PROVIDED RECORDS:

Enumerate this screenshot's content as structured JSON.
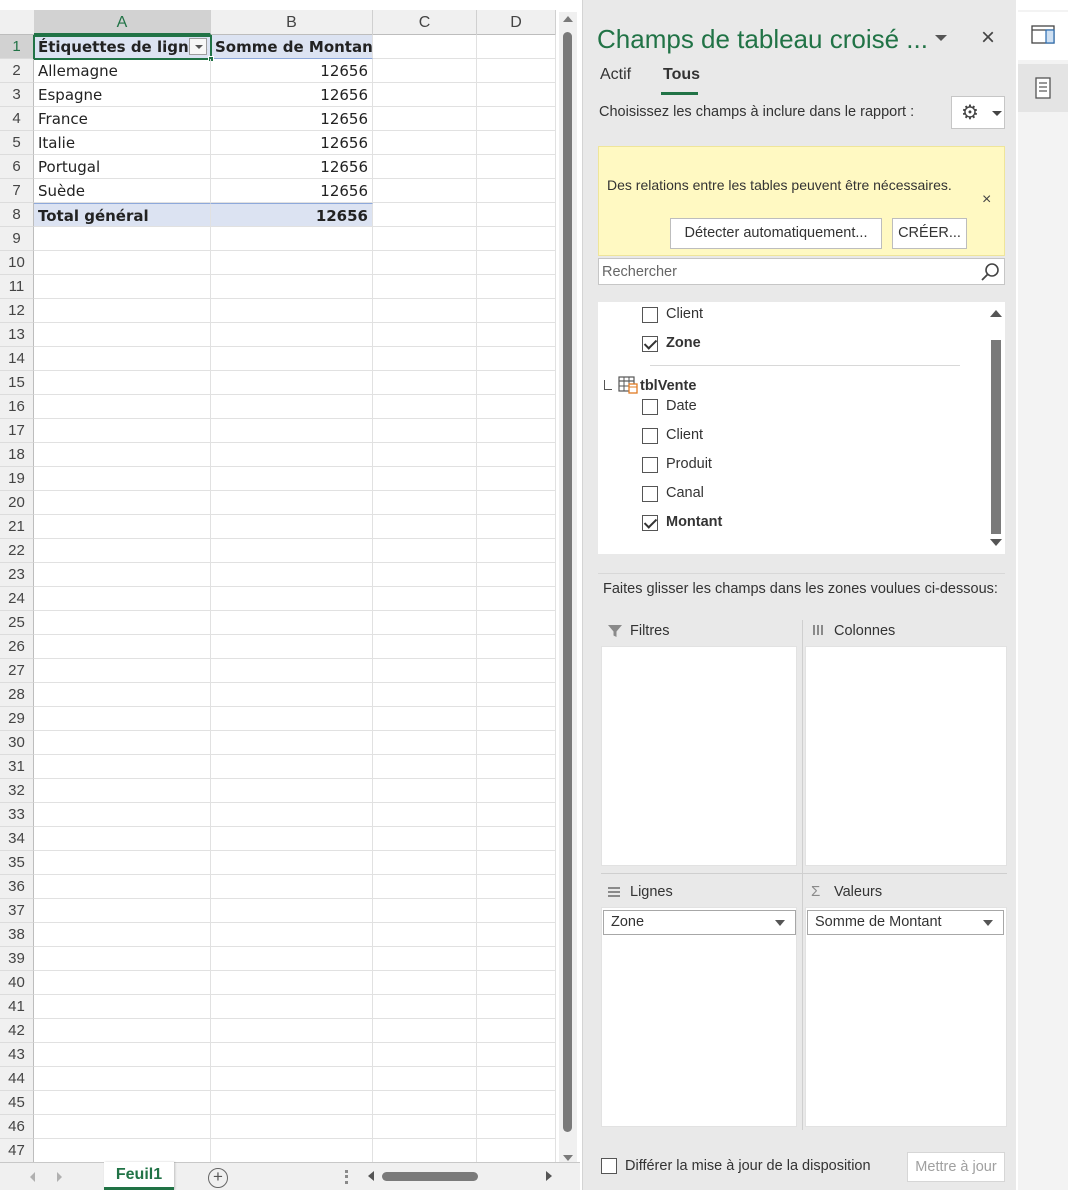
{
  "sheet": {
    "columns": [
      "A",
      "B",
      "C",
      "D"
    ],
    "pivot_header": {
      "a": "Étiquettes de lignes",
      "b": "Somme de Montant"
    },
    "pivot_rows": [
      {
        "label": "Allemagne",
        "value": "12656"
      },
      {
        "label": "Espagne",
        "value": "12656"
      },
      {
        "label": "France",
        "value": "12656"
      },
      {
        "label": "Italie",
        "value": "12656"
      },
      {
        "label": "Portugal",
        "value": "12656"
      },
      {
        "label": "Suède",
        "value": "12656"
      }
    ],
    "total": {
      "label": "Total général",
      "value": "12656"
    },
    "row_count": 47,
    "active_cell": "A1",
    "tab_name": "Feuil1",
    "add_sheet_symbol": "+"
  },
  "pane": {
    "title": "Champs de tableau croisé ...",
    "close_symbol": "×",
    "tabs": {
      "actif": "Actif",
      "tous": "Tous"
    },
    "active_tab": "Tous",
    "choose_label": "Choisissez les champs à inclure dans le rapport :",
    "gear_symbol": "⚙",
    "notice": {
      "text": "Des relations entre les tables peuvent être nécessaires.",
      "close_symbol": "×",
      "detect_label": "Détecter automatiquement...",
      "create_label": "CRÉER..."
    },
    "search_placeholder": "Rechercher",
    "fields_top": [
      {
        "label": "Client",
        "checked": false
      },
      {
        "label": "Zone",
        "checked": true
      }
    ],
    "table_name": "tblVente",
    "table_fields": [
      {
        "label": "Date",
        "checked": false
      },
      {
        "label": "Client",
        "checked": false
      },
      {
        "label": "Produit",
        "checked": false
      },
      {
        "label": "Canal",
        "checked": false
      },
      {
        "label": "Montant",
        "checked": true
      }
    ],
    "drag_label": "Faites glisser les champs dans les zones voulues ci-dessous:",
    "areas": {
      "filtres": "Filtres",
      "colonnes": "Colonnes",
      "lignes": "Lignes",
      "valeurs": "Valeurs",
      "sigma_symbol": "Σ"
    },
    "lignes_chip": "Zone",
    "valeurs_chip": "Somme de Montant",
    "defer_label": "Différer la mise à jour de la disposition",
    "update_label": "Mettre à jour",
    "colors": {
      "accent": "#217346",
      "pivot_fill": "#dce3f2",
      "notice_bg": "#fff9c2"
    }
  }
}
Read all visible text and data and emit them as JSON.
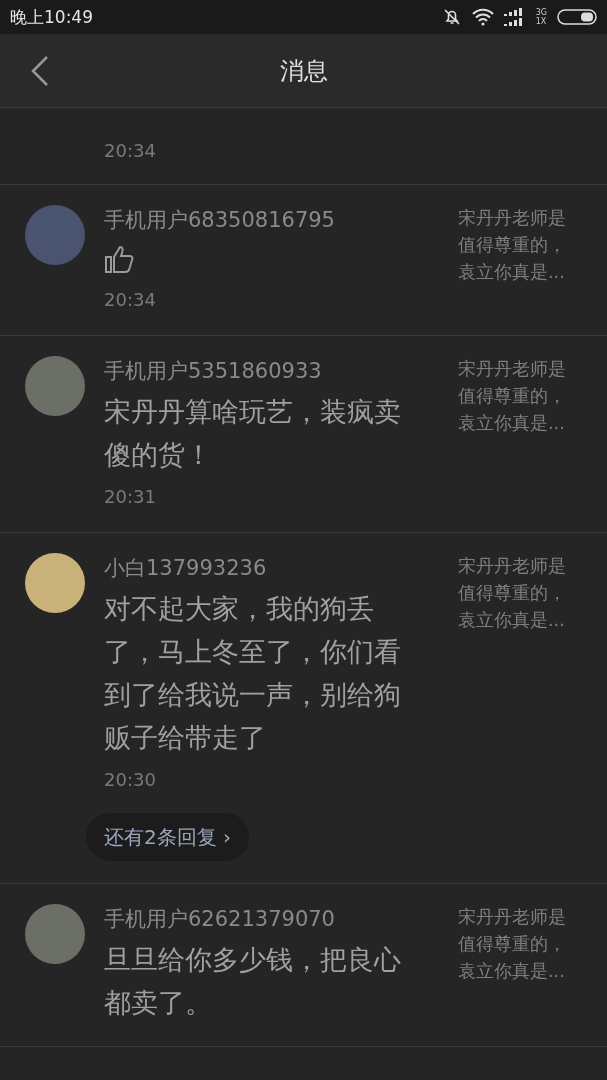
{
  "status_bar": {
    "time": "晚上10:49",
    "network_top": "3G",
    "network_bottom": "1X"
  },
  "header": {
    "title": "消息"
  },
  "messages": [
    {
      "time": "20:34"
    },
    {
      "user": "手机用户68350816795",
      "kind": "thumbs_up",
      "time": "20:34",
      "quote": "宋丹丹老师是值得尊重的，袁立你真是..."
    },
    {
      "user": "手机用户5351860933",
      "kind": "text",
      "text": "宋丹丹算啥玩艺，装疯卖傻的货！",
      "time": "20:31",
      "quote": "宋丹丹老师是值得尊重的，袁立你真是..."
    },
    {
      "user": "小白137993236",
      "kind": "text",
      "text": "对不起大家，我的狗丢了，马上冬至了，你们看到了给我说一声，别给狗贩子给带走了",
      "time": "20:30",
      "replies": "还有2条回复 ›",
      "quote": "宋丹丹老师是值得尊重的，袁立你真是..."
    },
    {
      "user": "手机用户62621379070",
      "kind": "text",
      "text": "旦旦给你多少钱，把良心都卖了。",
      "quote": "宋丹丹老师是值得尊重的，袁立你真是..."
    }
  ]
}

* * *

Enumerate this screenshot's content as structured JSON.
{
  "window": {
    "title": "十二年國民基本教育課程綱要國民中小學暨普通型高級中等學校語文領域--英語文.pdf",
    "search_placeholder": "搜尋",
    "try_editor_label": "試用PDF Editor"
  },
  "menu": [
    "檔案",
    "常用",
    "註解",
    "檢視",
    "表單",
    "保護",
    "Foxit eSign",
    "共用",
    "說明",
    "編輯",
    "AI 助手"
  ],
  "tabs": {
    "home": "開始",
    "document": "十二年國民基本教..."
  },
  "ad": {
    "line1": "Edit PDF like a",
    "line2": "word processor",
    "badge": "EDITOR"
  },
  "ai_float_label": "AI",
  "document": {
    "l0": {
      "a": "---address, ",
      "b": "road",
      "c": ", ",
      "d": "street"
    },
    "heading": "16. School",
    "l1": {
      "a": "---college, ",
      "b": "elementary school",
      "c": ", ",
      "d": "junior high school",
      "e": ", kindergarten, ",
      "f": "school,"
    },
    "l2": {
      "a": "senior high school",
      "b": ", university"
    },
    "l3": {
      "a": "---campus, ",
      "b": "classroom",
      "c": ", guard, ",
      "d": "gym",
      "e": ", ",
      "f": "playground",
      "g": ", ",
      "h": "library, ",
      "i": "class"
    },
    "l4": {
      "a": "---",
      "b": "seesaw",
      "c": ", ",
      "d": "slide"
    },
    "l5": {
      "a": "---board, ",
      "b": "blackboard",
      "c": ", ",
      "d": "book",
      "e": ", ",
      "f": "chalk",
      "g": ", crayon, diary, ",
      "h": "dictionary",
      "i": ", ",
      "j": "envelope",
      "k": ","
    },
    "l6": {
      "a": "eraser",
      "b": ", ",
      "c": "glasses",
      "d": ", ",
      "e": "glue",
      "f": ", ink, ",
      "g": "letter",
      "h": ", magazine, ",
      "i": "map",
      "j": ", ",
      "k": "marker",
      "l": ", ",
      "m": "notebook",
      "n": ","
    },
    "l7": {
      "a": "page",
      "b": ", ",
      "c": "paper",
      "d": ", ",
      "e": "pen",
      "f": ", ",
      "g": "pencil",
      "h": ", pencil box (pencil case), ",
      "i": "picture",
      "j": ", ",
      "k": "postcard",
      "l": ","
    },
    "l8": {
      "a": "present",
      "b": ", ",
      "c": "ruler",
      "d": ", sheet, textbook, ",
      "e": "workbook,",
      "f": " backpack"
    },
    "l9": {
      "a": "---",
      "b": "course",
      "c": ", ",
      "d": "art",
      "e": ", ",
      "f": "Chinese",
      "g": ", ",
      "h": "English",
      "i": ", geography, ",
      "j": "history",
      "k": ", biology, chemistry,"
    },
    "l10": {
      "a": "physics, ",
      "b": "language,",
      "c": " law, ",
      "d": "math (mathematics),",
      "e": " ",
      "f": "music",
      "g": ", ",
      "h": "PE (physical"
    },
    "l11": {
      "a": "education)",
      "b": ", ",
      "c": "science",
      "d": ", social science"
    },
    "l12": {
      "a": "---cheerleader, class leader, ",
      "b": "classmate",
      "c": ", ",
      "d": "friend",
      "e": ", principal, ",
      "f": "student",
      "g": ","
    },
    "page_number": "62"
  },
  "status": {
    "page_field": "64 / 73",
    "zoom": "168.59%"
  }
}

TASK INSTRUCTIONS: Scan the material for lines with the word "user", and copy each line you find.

RESPONSE:
      "user": "手机用户68350816795",
      "user": "手机用户5351860933",
      "user": "小白137993236",
      "user": "手机用户62621379070",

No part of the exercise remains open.